According to him, ”If a monk depends solely on God, he will never be in want of anything.” His counsel to monks was: “Do you know what sannyasa means? It is to sacrifice the body for the good of the world, for the welfare of the people, by eating whose food you are maintaining your monastic life.”

Though non-acceptance of gifts was one of the cardinal principles of Atmananda’s life, he never rejected the affectionate gifts given by any devotee or monk. He would gladly accept the presents but would at once send them to the general store of the ashrama for the use of all. …

He disliked unrestrained mixing of the monastic members with lay devotees and advised the former to always keep their distance. To monks who mixed too much with householders he would say, “This will harm your spirit of renunciation and lead to your ruin.” He would also tell them: “Don’t remain in the town after dusk. The mind gets attached to worldliness by seeing the attractive glamour and beauty of the city at night. Finish your work early and return to the ashrama before evening. The prayer rug protects the monk. While walking along the street don’t look right or left out of curiosity.”

He would be annoyed if he found monastics engaged in gossip or political discussions and would say: “Gossip ruins a man. Therefore beware of it. If you have no work, you might as well sleep in your room, but do not indulge in gossip. If someone comes to you for idle talk, start reading a book. You will find that the person will not stay long.” He would say to the young monks: “When one is unable to remove the undesirable impressions already existing in the mind, why gather new impressions? It is not good for a monk to cherish such desires as ‘I shall see this,’ or ‘I shall know that,’ etc.” He also did not like to see the monks reading newspapers. Once a monk asked him, ”Unless we read the newspaper how shall we get information about floods, famine, and other calamities?" “Are you the head of the ashrama?" Atmananda asked in reply. Then he said: “The superior who is in charge of the ashrama will gather all the information and instruct you accordingly. Simply obey his orders. The goal of life is to realize God. For that purpose only, strict monastic vows are adopted. Therefore whatever stands in the way of following these vows and whatever distracts the mind should be mercilessly abandoned.” In the Dhaka monastery the newspapers were kept in the library and were not allowed inside the monks’ quarters. To the new entrants he would often say: How will you spend your days in our old age when you won’t have the capacity to work?

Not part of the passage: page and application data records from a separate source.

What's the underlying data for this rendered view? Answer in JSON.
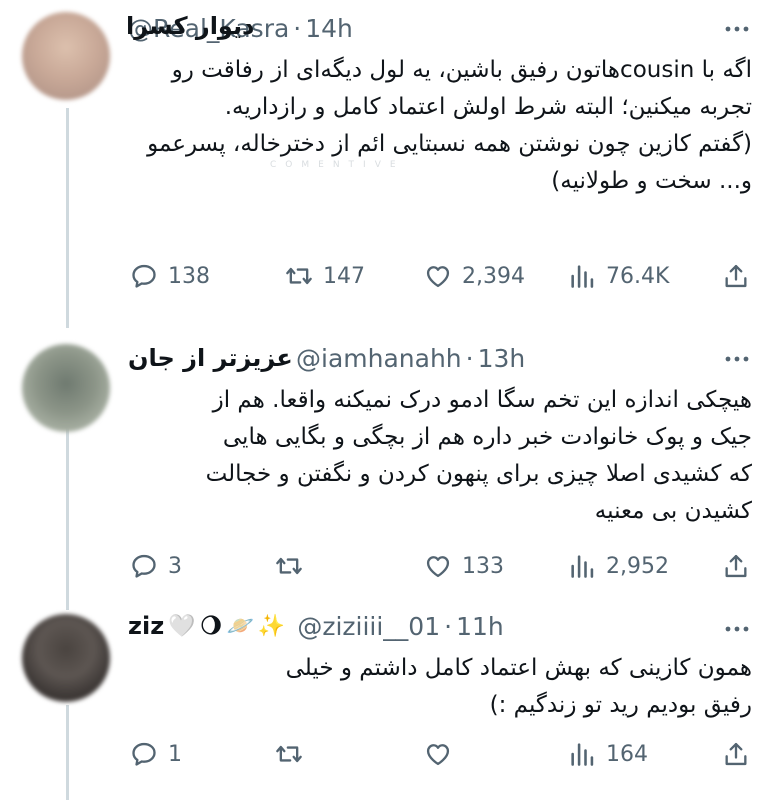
{
  "tweets": [
    {
      "name": "دیوار کسرا",
      "handle": "@Real_Kasra",
      "separator": "·",
      "time": "14h",
      "body": "اگه با cousinهاتون رفیق باشین، یه لول دیگه‌ای از رفاقت رو تجربه میکنین؛ البته شرط اولش اعتماد کامل و رازداریه.\n(گفتم کازین چون نوشتن همه نسبتایی ائم از دخترخاله، پسرعمو و... سخت و طولانیه)",
      "watermark": "COMENTIVE",
      "replies": "138",
      "retweets": "147",
      "likes": "2,394",
      "views": "76.4K"
    },
    {
      "name": "عزیزتر از جان",
      "handle": "@iamhanahh",
      "separator": "·",
      "time": "13h",
      "body": "هیچکی اندازه این تخم سگا ادمو درک نمیکنه واقعا. هم از جیک و پوک خانوادت خبر داره هم از بچگی و بگایی هایی که کشیدی اصلا چیزی برای پنهون کردن و نگفتن و خجالت کشیدن بی معنیه",
      "replies": "3",
      "retweets": "",
      "likes": "133",
      "views": "2,952"
    },
    {
      "name": "ziz",
      "name_emojis": [
        "🤍",
        "🌖",
        "🪐",
        "✨"
      ],
      "handle": "@ziziiii__01",
      "separator": "·",
      "time": "11h",
      "body": "همون کازینی که بهش اعتماد کامل داشتم و خیلی رفیق بودیم رید تو زندگیم :)",
      "replies": "1",
      "retweets": "",
      "likes": "",
      "views": "164"
    }
  ],
  "icons": {
    "more": "more-horizontal-icon",
    "reply": "reply-icon",
    "retweet": "retweet-icon",
    "like": "heart-icon",
    "views": "views-icon",
    "share": "share-icon"
  },
  "colors": {
    "text": "#0f1419",
    "secondary": "#536471",
    "thread_line": "#cfd9de"
  }
}
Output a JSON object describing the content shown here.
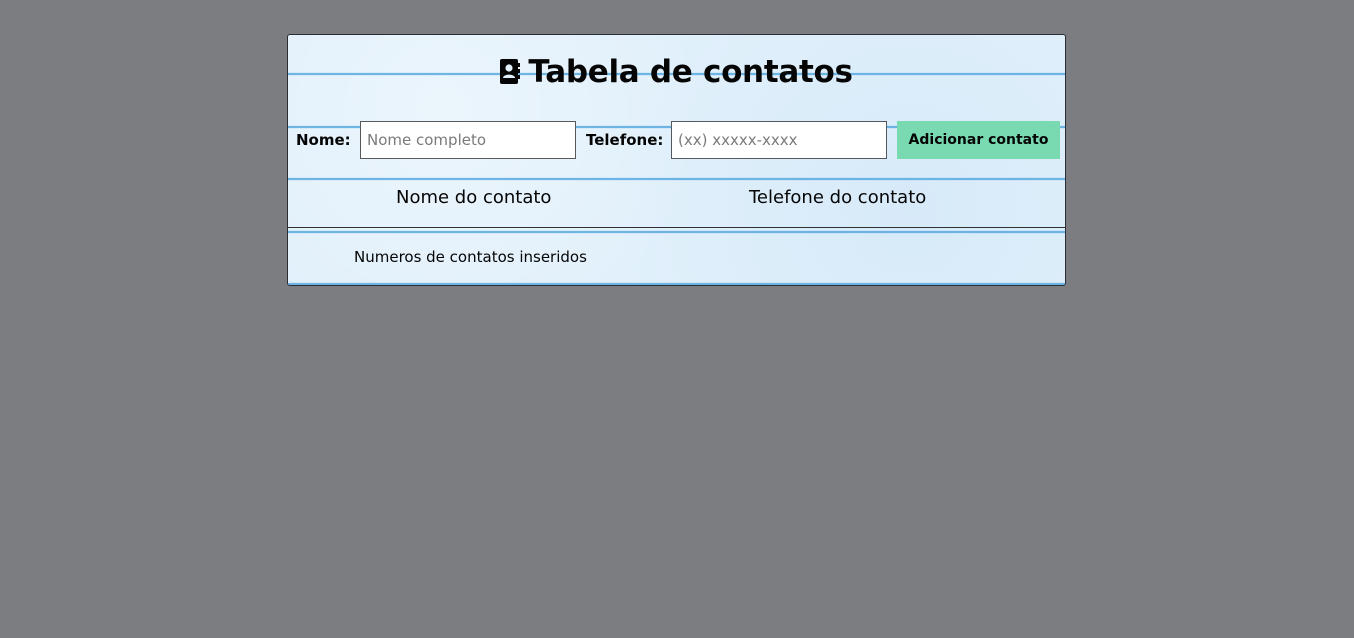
{
  "header": {
    "icon": "address-book-icon",
    "title": "Tabela de contatos"
  },
  "form": {
    "name_label": "Nome:",
    "name_placeholder": "Nome completo",
    "name_value": "",
    "phone_label": "Telefone:",
    "phone_placeholder": "(xx) xxxxx-xxxx",
    "phone_value": "",
    "add_button_label": "Adicionar contato"
  },
  "table": {
    "columns": [
      "Nome do contato",
      "Telefone do contato"
    ],
    "rows": [],
    "footer_label": "Numeros de contatos inseridos",
    "footer_value": ""
  },
  "colors": {
    "background": "#7c7d81",
    "paper": "#e1f0fb",
    "ruled_lines": "#46a0dc",
    "button": "#79d9b1"
  }
}
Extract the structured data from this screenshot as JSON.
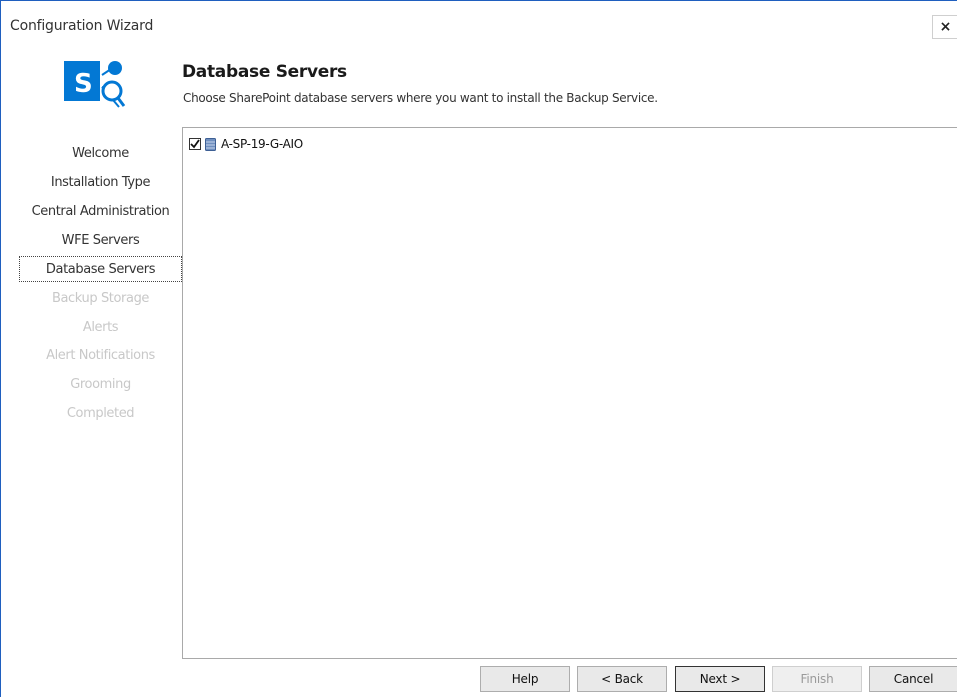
{
  "window": {
    "title": "Configuration Wizard",
    "close_symbol": "×"
  },
  "logo": {
    "name": "sharepoint-logo",
    "letter": "S",
    "brand_color": "#0378d4"
  },
  "steps": [
    {
      "label": "Welcome",
      "state": "done"
    },
    {
      "label": "Installation Type",
      "state": "done"
    },
    {
      "label": "Central Administration",
      "state": "done"
    },
    {
      "label": "WFE Servers",
      "state": "done"
    },
    {
      "label": "Database Servers",
      "state": "active"
    },
    {
      "label": "Backup Storage",
      "state": "pending"
    },
    {
      "label": "Alerts",
      "state": "pending"
    },
    {
      "label": "Alert Notifications",
      "state": "pending"
    },
    {
      "label": "Grooming",
      "state": "pending"
    },
    {
      "label": "Completed",
      "state": "pending"
    }
  ],
  "page": {
    "title": "Database Servers",
    "description": "Choose SharePoint database servers where you want to install the Backup Service."
  },
  "servers": [
    {
      "name": "A-SP-19-G-AIO",
      "checked": true,
      "icon": "database-icon"
    }
  ],
  "buttons": {
    "help": "Help",
    "back": "< Back",
    "next": "Next >",
    "finish": "Finish",
    "cancel": "Cancel"
  }
}
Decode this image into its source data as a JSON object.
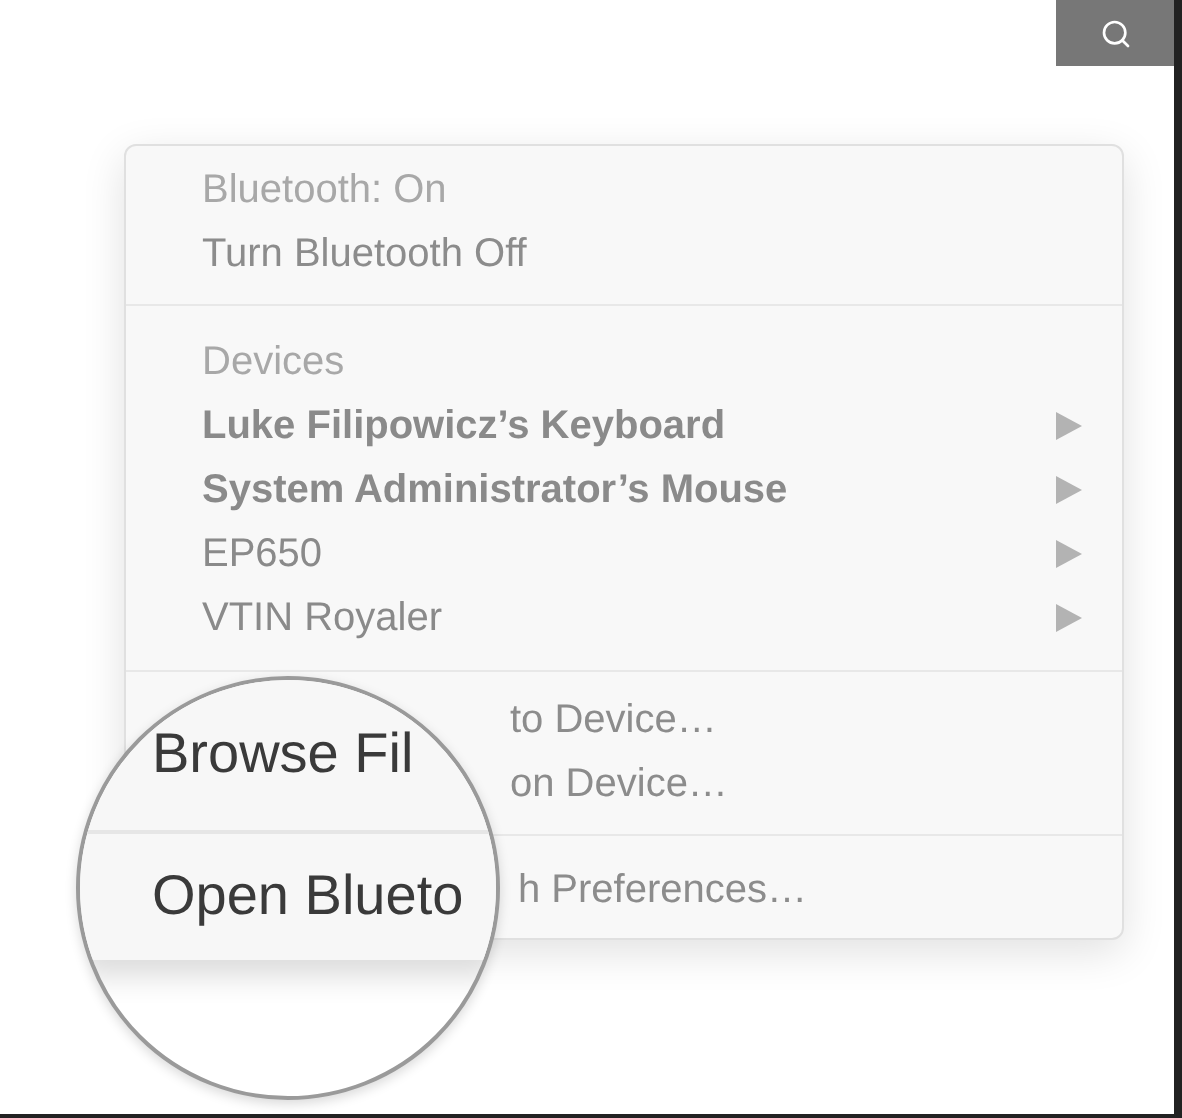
{
  "menu": {
    "sections": [
      {
        "kind": "plain",
        "items": [
          {
            "kind": "header",
            "label": "Bluetooth: On"
          },
          {
            "kind": "action",
            "label": "Turn Bluetooth Off"
          }
        ]
      },
      {
        "kind": "plain",
        "items": [
          {
            "kind": "header",
            "label": "Devices"
          },
          {
            "kind": "device",
            "label": "Luke Filipowicz’s Keyboard",
            "connected": true
          },
          {
            "kind": "device",
            "label": "System Administrator’s Mouse",
            "connected": true
          },
          {
            "kind": "device",
            "label": "EP650",
            "connected": false
          },
          {
            "kind": "device",
            "label": "VTIN Royaler",
            "connected": false
          }
        ]
      },
      {
        "kind": "covered",
        "items": [
          {
            "kind": "action",
            "label": "to Device…"
          },
          {
            "kind": "action",
            "label": "on Device…"
          }
        ]
      },
      {
        "kind": "covered",
        "items": [
          {
            "kind": "action",
            "label": "h Preferences…"
          }
        ]
      }
    ]
  },
  "magnifier": {
    "items": [
      "Browse Fil",
      "Open Blueto"
    ]
  }
}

This is why it is necessary to form right now good habits like those of meditation, japa, reading the scriptures, and holy discussion. If you waste your time now by gossiping then in your old age also you will have to do the same. Make a routine and follow it strictly. Of course, some time should be provided for talking after meals or for an evening walk.”

Atmananda also did not like the idea of monks mixing too much with women devotees. When women devotees would visit the ashrama, he would talk to them only as a duty and only by way of answering their questions. He would say, “There should be an ashrama where there is not even a female sweeper.” One day some students and teachers of a local girls’ school visited the Dhaka ashrama, and Atmananda asked a brahmachari to distribute prasad to them. Seeing that the brahmachari was taking much time doing this, Atmananda later said to him by way of advice: “Unmarried girls are like poisonous snakes. Never be in their company for long.”

—Monastic Disciples of Swami Vivekananda, 191–195

Wednesday, March 12, 2014

The End of Misery

The miseries of the world cannot be cured by physical help only. Until man’s nature changes, these physical needs will always arise, and miseries will always be felt, and no amount of physical help will cure them completely. The only solution of this problem is to make mankind pure. Ignorance is the mother of all the evil and all the misery we see. Let men have light, let them be pure and spiritually strong and educated, then alone will misery cease in the world, not before. We may convert every house in the country into a charity asylum, we may fill the land with hospitals, but the misery of man will still continue to exist until man’s character changes.

—Swami Vivekananda, Karma Yoga
Complete Works
, 1.53.